# Task brief
Please go through the records below and return every line holding the word "table".

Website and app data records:
- Opening Delimiter -

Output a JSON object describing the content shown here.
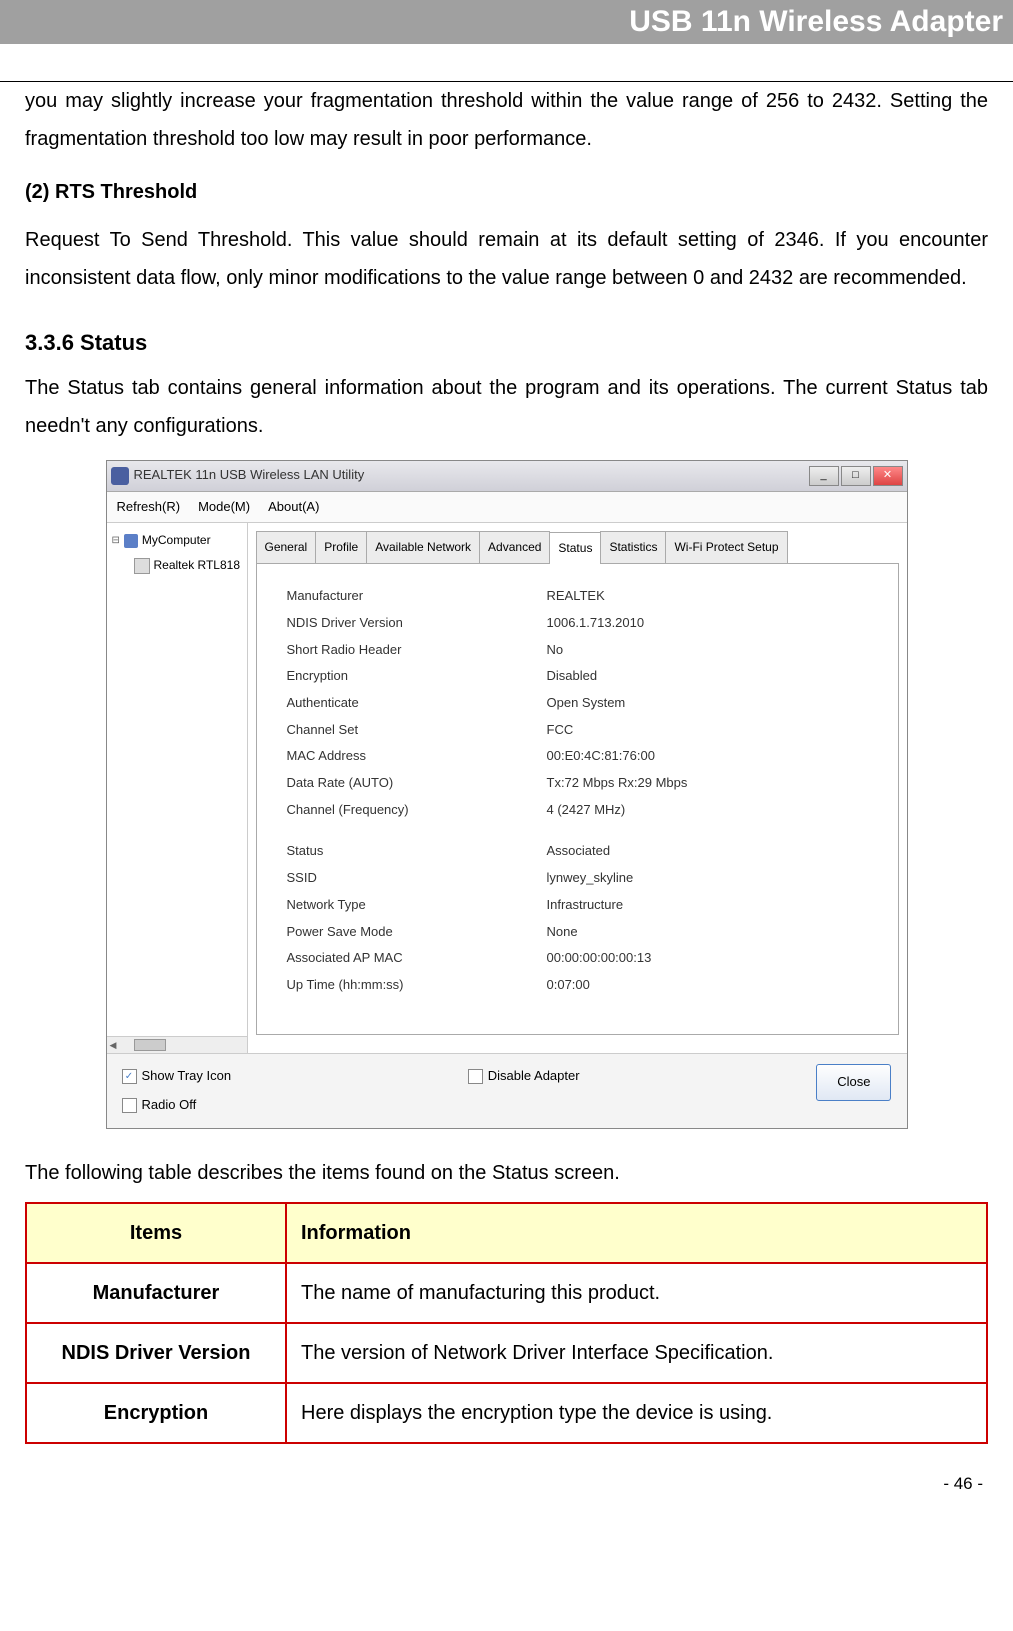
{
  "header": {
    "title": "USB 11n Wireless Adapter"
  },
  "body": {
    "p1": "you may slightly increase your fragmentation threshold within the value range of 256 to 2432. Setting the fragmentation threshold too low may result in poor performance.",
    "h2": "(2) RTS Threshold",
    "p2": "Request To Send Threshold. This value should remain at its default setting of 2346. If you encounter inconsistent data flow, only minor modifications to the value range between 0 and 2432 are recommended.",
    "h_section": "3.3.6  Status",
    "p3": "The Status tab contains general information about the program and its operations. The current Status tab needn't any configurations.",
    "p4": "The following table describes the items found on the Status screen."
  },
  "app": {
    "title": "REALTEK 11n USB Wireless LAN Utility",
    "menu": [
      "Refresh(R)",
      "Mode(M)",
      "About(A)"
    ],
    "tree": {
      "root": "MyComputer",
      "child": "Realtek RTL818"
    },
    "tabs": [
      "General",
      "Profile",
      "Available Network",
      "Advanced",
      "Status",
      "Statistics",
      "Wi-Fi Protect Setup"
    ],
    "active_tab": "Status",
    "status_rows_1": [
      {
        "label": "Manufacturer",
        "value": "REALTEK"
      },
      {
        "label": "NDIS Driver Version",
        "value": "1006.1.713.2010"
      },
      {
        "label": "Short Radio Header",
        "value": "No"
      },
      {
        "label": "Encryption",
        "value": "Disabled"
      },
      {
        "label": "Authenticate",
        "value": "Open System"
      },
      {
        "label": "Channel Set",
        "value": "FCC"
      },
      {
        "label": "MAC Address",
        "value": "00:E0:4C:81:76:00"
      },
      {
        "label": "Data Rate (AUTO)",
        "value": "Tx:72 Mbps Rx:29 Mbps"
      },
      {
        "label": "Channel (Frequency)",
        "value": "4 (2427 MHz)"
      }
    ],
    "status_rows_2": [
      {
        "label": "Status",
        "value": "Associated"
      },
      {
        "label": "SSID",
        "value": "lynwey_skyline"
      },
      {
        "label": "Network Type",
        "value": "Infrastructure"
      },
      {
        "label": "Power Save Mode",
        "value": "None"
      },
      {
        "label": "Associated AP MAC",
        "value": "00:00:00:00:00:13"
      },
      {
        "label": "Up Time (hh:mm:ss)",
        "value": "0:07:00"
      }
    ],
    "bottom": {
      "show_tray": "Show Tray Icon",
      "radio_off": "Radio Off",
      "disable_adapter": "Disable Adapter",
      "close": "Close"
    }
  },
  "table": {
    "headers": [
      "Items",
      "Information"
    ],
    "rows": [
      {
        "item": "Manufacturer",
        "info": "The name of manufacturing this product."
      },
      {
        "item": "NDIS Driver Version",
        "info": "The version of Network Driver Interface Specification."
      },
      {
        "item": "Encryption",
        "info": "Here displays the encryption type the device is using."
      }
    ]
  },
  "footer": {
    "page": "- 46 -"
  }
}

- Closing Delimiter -

# Answer to this task
    "p4": "The following table describes the items found on the Status screen."
  "table": {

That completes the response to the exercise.